If you are a transition house worker, no doubt you have heard stories from battered women that when they were being attacked they were called a “lesbian”.  You yourself have likely, at some point, been accused of working in a “lesbian place”.  These are not attempts to identify our sexuality. They are, instead, attempts to prevent us from connecting with and loving the company of other women, being independent, going our way, insisting, being self-assertive, taking control of our bodies and reproduction, insisting upon our own authority, making changes, living alone, and accumulating power by grouping with other women.  Women are “accused” of being lesbians because we refuse to be servile.  Feminists are “accused” of being lesbians because we refuse to stay silent about the violence committed against us.

In our society being perceived as a lesbian can mean the possible loss of family, community, religious group, employment, and sometimes in extreme cases it can mean the loss of our lives.  All women know this on some level, including battered women, and fear these losses. In an attempt to avoid these losses some women will refuse to recognize and support lesbians.  They may refuse to live in a shelter or to associate and bond with other women in the house.  Women working in shelters sometimes agree to only provide services and not talk about the work of creating lasting social change out of fear.  They may sometimes avoid working with lesbian women for fear they might cause trouble in the shelter or the community and might cost the organization funding or public approval.

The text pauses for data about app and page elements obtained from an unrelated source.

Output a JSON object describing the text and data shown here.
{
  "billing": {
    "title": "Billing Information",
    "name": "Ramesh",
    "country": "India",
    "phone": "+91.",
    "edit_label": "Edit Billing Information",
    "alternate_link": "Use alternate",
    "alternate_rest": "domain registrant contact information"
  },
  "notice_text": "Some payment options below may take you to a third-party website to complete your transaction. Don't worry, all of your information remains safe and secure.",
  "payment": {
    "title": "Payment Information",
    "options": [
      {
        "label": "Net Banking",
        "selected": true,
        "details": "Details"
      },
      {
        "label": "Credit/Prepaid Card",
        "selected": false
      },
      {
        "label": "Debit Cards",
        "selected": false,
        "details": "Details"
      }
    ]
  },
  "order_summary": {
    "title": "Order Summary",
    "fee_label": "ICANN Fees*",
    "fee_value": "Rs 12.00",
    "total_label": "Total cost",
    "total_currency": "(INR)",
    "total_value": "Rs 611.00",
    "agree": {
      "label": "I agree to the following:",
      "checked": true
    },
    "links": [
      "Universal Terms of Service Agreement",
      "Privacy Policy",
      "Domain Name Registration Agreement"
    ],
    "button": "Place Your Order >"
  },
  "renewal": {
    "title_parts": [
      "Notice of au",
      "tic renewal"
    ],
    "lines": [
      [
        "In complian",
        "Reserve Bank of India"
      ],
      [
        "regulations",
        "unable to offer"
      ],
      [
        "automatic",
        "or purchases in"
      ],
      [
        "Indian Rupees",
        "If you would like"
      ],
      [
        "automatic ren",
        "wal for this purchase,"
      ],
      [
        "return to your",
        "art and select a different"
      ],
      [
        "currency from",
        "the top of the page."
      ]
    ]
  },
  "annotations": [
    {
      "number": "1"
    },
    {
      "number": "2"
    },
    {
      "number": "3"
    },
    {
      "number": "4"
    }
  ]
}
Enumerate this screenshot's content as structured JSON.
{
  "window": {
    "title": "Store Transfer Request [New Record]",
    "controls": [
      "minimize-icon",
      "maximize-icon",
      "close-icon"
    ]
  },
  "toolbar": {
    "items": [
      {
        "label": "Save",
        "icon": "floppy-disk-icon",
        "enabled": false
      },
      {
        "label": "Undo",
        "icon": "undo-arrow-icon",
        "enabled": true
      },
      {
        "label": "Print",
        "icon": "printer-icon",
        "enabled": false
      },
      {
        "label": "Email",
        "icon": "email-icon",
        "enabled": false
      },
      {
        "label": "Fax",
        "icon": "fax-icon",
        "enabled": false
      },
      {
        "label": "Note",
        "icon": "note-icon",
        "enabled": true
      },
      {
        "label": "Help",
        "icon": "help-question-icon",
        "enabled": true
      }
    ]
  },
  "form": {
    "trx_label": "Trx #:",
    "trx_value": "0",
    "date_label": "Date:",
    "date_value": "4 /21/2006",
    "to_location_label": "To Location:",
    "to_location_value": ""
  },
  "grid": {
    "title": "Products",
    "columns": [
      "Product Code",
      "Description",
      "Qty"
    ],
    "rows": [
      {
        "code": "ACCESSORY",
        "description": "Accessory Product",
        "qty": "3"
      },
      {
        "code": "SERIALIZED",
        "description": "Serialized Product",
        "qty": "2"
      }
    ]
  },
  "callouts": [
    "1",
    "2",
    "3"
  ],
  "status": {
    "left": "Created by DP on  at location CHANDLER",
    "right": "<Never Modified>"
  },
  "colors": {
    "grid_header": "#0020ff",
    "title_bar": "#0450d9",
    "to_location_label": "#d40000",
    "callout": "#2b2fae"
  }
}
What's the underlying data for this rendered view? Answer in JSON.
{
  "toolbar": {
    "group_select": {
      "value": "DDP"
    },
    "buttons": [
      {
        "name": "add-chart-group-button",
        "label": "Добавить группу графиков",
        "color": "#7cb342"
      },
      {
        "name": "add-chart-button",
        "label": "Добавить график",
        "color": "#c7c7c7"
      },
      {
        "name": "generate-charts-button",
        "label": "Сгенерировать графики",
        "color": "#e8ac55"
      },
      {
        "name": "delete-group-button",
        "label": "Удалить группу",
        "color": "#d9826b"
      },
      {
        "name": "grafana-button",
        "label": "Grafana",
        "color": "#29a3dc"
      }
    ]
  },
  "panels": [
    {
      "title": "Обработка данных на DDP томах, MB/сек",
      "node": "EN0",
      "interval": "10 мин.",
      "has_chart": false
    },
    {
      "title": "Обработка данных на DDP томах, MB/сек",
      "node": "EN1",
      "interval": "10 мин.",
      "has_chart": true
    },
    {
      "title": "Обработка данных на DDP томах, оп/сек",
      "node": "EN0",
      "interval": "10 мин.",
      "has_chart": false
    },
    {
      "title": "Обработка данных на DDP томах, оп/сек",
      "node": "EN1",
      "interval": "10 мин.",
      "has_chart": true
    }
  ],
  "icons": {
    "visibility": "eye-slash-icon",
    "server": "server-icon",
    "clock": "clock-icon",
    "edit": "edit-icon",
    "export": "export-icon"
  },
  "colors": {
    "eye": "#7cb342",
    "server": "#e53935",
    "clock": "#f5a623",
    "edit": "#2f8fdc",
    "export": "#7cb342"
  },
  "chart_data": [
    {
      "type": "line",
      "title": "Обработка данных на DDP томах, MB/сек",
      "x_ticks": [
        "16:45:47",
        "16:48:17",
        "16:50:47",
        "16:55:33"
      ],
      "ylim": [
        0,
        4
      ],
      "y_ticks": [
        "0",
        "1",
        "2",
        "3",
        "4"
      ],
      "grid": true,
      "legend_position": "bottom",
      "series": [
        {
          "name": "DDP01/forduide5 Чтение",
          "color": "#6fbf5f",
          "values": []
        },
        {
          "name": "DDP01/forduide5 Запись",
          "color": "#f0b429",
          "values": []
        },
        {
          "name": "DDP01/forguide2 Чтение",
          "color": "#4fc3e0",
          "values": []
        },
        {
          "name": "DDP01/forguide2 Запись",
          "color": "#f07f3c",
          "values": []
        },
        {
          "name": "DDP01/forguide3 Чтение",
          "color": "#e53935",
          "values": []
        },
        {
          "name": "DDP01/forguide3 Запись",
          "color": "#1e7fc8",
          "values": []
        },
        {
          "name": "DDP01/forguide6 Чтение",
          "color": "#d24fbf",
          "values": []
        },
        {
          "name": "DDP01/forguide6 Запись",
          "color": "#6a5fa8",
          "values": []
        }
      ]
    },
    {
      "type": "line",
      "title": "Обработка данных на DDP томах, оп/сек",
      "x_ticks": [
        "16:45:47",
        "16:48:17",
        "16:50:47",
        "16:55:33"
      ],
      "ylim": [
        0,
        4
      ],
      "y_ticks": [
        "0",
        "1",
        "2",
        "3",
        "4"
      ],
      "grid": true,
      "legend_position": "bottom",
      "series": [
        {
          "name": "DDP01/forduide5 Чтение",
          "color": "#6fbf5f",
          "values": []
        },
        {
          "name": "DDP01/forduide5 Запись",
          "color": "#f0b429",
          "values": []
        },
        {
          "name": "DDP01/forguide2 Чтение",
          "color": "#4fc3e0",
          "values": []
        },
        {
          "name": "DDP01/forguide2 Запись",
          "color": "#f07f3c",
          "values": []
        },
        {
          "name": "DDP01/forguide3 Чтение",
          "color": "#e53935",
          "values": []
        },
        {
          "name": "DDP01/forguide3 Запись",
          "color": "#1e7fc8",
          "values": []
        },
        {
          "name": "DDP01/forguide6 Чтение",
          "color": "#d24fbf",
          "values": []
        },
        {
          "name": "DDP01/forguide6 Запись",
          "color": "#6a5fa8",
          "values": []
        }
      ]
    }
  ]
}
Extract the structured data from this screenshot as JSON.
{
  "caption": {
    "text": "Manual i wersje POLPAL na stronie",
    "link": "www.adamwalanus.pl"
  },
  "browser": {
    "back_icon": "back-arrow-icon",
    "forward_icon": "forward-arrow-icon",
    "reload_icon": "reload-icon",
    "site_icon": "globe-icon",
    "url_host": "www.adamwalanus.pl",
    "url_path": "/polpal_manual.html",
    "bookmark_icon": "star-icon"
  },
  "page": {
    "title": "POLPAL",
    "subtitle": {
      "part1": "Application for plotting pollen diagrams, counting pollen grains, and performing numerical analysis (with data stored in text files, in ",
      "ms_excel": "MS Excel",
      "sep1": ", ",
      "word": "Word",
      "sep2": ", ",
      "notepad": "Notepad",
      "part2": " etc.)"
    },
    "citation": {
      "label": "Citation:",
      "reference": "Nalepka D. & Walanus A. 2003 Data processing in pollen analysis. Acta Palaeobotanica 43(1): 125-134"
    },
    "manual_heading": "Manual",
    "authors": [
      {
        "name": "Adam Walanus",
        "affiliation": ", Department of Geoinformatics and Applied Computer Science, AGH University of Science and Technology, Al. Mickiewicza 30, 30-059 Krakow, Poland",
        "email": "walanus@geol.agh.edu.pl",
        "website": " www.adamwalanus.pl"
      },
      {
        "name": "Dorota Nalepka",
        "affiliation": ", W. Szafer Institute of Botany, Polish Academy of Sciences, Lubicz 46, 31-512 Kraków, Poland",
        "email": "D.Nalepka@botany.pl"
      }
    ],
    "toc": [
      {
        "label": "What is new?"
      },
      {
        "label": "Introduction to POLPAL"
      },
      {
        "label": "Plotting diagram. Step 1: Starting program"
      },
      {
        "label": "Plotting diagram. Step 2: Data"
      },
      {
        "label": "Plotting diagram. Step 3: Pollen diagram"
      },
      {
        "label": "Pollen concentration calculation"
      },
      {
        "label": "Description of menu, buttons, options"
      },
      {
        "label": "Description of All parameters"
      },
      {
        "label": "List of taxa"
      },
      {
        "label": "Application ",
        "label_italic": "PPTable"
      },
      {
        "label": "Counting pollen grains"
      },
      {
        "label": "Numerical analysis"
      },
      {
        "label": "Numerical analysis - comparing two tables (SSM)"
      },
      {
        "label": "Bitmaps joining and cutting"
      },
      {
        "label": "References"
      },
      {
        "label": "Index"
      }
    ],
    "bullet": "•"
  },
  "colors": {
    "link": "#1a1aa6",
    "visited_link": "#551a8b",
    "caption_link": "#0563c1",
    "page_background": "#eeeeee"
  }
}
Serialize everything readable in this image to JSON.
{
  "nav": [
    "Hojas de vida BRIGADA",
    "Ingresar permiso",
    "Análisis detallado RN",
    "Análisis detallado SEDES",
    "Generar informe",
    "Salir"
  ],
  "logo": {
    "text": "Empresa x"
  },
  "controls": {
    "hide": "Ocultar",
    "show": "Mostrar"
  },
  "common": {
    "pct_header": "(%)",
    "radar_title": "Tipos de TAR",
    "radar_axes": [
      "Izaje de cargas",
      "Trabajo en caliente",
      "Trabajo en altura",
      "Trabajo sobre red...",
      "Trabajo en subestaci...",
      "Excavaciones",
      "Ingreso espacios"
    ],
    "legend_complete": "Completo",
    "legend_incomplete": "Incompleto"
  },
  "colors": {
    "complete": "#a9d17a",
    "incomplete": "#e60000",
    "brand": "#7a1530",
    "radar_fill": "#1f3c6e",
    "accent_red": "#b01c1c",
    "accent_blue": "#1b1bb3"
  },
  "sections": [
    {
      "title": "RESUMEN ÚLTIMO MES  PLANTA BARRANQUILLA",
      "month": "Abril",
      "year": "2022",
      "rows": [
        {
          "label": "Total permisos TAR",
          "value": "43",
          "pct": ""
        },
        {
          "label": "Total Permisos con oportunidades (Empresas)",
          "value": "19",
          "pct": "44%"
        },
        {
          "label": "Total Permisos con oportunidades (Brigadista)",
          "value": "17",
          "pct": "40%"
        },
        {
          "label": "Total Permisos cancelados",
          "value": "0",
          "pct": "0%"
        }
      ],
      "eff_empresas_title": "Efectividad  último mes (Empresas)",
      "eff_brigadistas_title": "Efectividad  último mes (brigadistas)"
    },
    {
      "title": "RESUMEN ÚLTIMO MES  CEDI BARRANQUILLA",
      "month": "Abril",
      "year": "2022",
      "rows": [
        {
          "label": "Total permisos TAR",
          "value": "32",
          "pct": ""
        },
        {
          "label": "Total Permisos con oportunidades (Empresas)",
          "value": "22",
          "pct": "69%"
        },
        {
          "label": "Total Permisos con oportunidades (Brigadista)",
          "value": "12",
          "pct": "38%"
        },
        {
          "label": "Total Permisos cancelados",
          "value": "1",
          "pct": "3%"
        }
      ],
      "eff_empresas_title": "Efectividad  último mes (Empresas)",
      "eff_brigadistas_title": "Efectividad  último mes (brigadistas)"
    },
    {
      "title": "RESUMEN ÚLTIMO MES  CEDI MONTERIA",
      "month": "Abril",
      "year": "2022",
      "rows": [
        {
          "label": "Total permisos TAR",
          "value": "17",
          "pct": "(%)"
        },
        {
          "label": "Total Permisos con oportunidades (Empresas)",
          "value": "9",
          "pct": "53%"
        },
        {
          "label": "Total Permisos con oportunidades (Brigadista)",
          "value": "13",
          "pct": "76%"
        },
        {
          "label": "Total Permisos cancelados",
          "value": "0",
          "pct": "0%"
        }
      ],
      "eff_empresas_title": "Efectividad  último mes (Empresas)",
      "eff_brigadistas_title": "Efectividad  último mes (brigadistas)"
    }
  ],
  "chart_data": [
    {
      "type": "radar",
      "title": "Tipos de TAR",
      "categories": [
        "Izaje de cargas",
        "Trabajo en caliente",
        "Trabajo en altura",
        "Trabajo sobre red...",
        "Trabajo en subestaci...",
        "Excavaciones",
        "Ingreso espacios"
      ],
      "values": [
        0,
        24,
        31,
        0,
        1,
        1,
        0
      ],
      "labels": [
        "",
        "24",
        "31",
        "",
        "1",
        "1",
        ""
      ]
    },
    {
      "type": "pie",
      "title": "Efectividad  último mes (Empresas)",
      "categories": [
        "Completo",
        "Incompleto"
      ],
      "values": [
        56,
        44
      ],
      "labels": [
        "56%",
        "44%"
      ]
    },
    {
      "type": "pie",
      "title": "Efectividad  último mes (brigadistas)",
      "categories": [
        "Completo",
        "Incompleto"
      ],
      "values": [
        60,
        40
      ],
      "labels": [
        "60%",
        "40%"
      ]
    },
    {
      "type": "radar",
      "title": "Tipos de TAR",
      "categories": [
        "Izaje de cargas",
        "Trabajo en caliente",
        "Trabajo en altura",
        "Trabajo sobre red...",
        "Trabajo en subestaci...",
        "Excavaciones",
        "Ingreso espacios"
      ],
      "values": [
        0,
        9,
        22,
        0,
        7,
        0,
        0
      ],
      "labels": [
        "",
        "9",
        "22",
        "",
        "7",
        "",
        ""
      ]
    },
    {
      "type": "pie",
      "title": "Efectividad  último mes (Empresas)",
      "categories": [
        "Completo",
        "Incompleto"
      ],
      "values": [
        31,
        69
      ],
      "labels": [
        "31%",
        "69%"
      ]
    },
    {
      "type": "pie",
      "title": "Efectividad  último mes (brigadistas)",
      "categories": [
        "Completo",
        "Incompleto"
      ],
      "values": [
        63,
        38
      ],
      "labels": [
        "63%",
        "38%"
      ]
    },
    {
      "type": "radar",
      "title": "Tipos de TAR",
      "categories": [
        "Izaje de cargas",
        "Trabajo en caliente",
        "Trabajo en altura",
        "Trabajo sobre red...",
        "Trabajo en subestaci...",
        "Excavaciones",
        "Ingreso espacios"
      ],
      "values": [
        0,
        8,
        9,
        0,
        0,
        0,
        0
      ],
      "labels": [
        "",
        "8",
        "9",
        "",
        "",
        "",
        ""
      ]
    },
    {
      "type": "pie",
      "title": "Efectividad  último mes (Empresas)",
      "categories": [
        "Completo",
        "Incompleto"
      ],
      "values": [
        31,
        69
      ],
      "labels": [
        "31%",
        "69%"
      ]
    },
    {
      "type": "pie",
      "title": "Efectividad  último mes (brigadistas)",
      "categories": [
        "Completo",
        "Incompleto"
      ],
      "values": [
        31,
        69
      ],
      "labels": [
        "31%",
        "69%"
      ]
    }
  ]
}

And so it is that part of work as a transition house worker has been to interfere with homophobia.  An important part of our work is to make it safe to talk about the self-negating behaviours we all do to maintain male approval and protection.  Our agreements to create and foster this safety help us all to live out our lives with as much freedom as possible.  We do this in a variety of ways, from the pictures we choose to hang on the transition house walls, to the hiring practices of transition house workers.

Canadian Association of Sexual Assault Centers Policy

"...All women who do not fit the "approved" female stereotype suffer severe consequences, especially those who are seen as deviating the furthest, that is lesbians. We recognize that men learn to be perpetrators of sexual assault and violence against women and that change is possible on an individual and societal level." Read more

Adriene Rich, Compulsory Heterosexuality and Lesbian Existence, 1980
In this article Rich argues the bias toward compulsory heterosexuality is mostly ignored, and that in doing so, silences the experiencesof lesbians. She calls for a feminist analysis of lesbianism, which she deems important in understanding the broad spectrum of a woman's sexuality. Rich provides a feminist analysis of compulsory heterosexuality, suggesting male power not only perpetuates and maintains heterosexuality, but also further enslaves women and by rejecting the norm invites violence against women. Read more

Suzanne Pharr, Homophobia a Weapon of Sexism, 1997
"The battered women’s movement has seen this kind of attack: the pressure has been to provide services only, without analysis of the causes of violence against women and strategies for ending it. To provide only services without political analysis or direct action is to be in an approved “helping”role; to analyze the causes of violence against women is to begin the work toward changing an entire system of power and control. It is when we do the latter that we are threatened with the label of man-hater or lesbian. For my politics, if a women’s social change organization has not been labeled lesbian or communist, it is probably not doing significant work; it is only “making nice.” Read More